Show every line in the records below that contains the word "value".
--
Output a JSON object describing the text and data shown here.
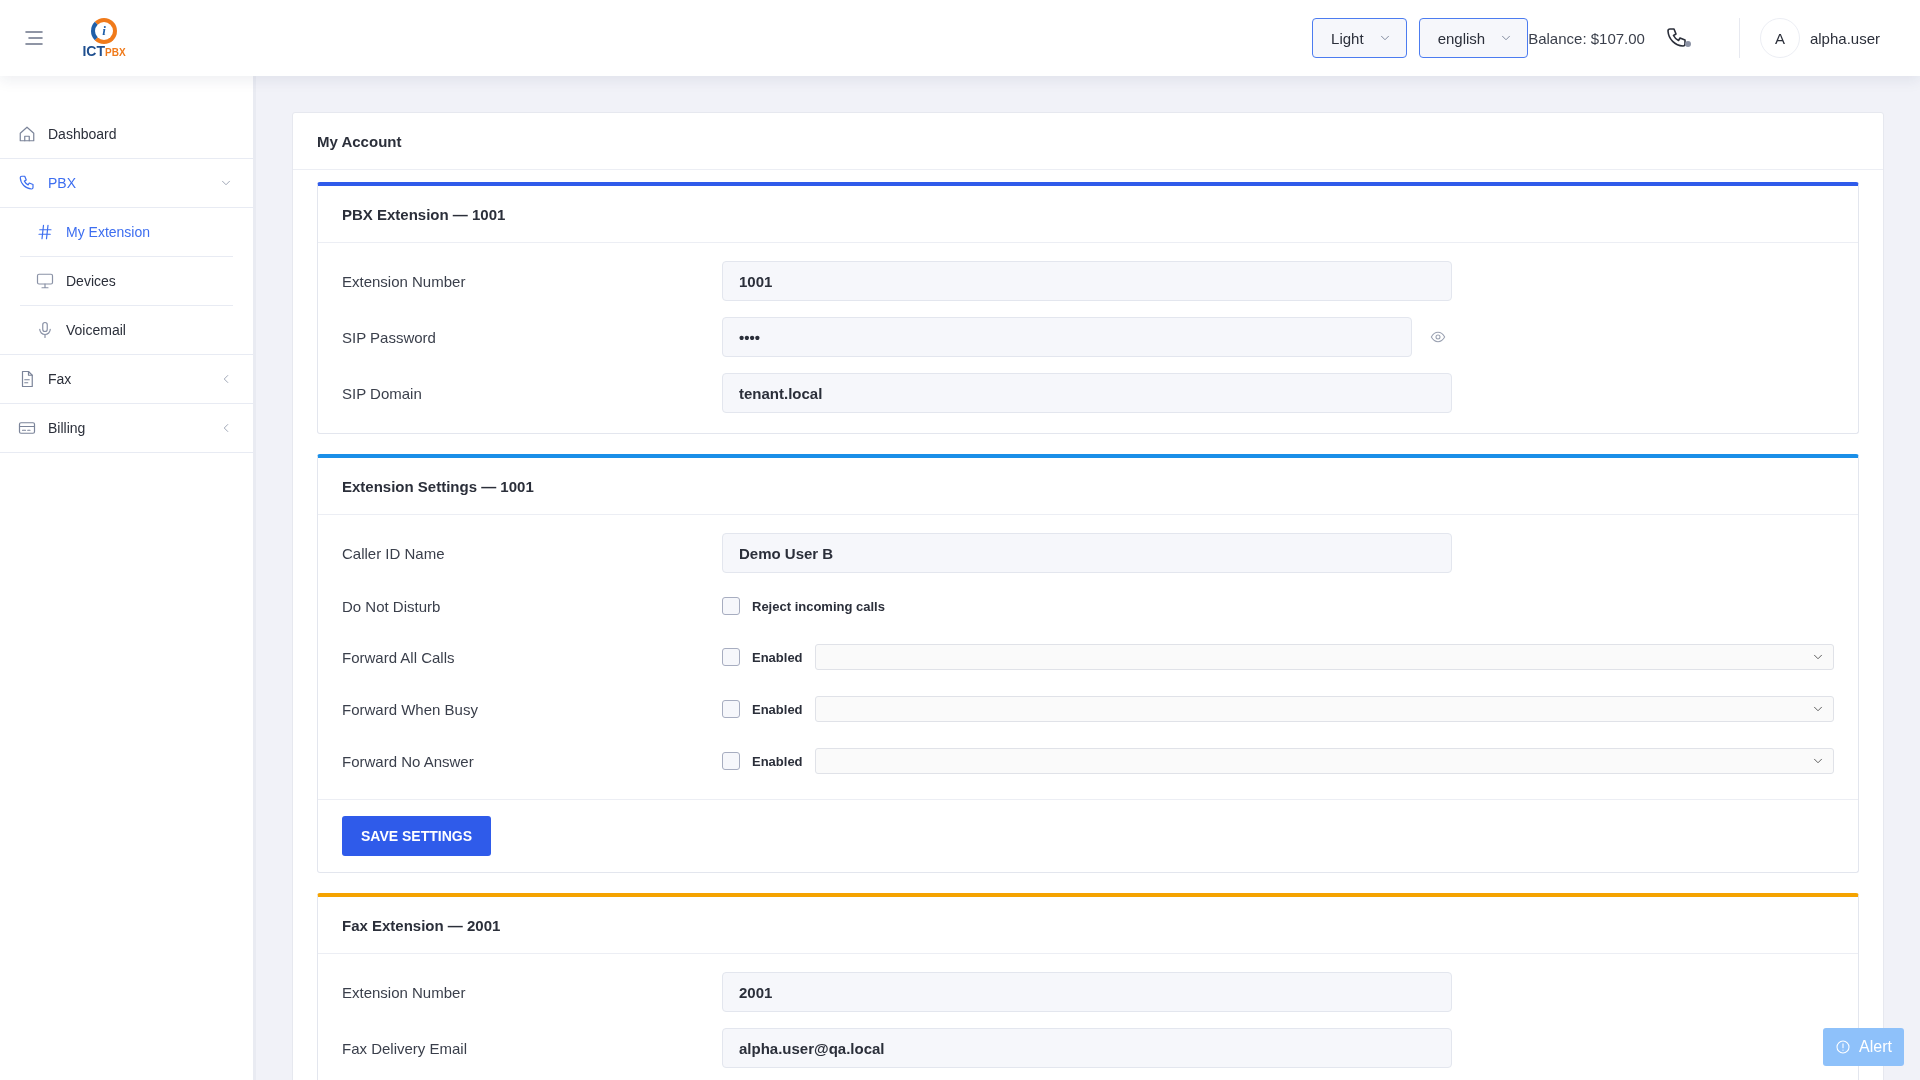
{
  "header": {
    "logo": {
      "mark": "i",
      "name": "ICT",
      "suffix": "PBX"
    },
    "theme_select": {
      "value": "Light"
    },
    "language_select": {
      "value": "english"
    },
    "balance": "Balance: $107.00",
    "user": {
      "avatar": "A",
      "name": "alpha.user"
    }
  },
  "sidebar": {
    "items": [
      {
        "label": "Dashboard",
        "kind": "link",
        "selected": false
      },
      {
        "label": "PBX",
        "kind": "group",
        "selected": true,
        "expanded": true,
        "children": [
          {
            "label": "My Extension",
            "selected": true
          },
          {
            "label": "Devices",
            "selected": false
          },
          {
            "label": "Voicemail",
            "selected": false
          }
        ]
      },
      {
        "label": "Fax",
        "kind": "group",
        "selected": false,
        "expanded": false
      },
      {
        "label": "Billing",
        "kind": "group",
        "selected": false,
        "expanded": false
      }
    ]
  },
  "page": {
    "title": "My Account",
    "sections": [
      {
        "title": "PBX Extension — 1001",
        "color": "#2f5bea",
        "fields": [
          {
            "kind": "text",
            "label": "Extension Number",
            "value": "1001"
          },
          {
            "kind": "password",
            "label": "SIP Password",
            "value": "••••"
          },
          {
            "kind": "text",
            "label": "SIP Domain",
            "value": "tenant.local"
          }
        ]
      },
      {
        "title": "Extension Settings — 1001",
        "color": "#1a8fe8",
        "fields": [
          {
            "kind": "text",
            "label": "Caller ID Name",
            "value": "Demo User B"
          },
          {
            "kind": "checkbox",
            "label": "Do Not Disturb",
            "option": "Reject incoming calls",
            "checked": false
          },
          {
            "kind": "forward",
            "label": "Forward All Calls",
            "option": "Enabled",
            "checked": false
          },
          {
            "kind": "forward",
            "label": "Forward When Busy",
            "option": "Enabled",
            "checked": false
          },
          {
            "kind": "forward",
            "label": "Forward No Answer",
            "option": "Enabled",
            "checked": false
          }
        ],
        "button": "SAVE SETTINGS"
      },
      {
        "title": "Fax Extension — 2001",
        "color": "#f5a300",
        "fields": [
          {
            "kind": "text",
            "label": "Extension Number",
            "value": "2001"
          },
          {
            "kind": "text",
            "label": "Fax Delivery Email",
            "value": "alpha.user@qa.local"
          }
        ]
      }
    ]
  },
  "alert_button": "Alert"
}
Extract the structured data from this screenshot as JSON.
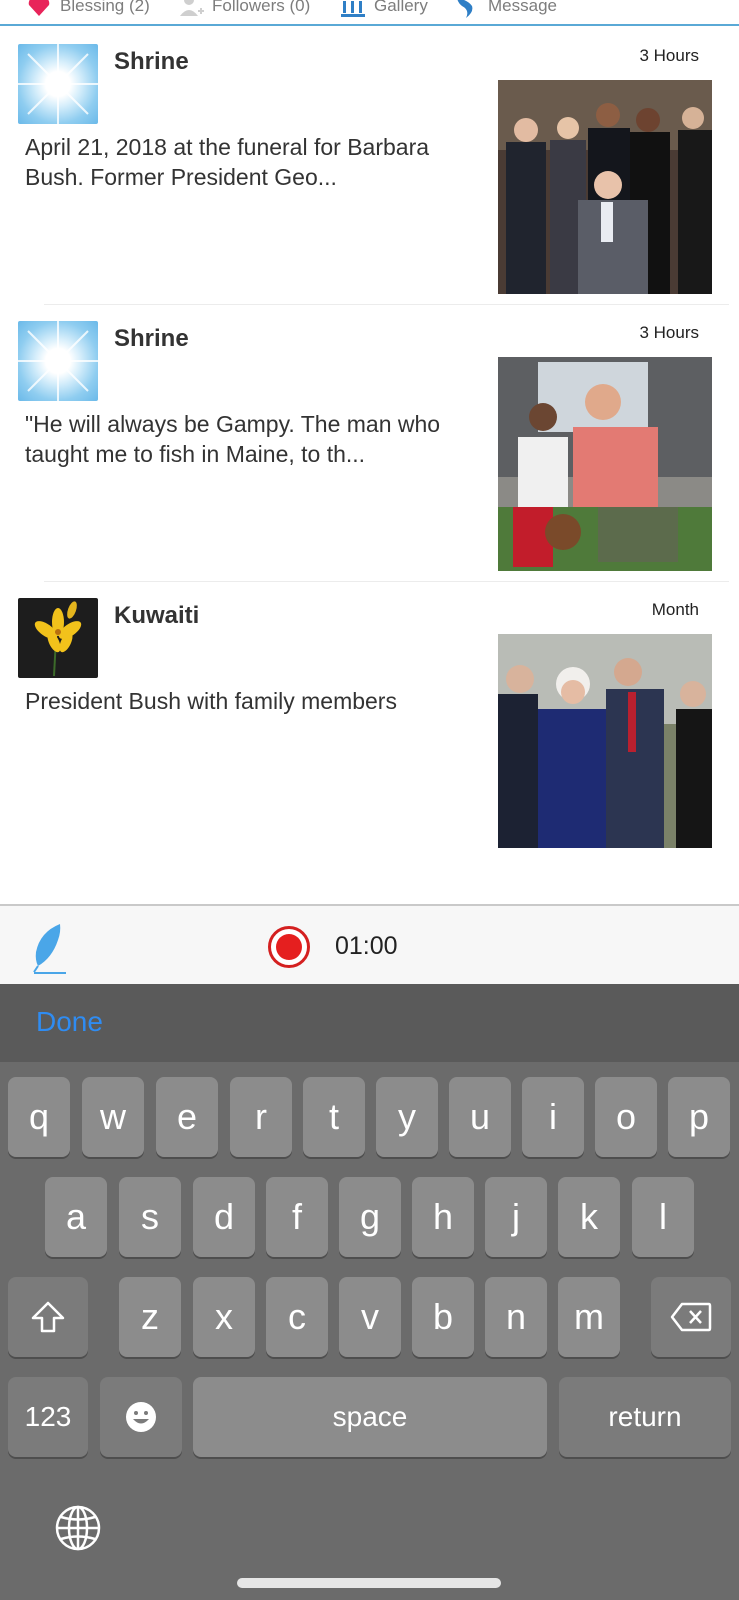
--
- _EXERCISE RESULT_
      "value": "Light"
      "value": "english"
            "value": "1001"
            "value": "••••"
            "value": "tenant.local"
            "value": "Demo User B"
            "value": "2001"
            "value": "alpha.user@qa.local"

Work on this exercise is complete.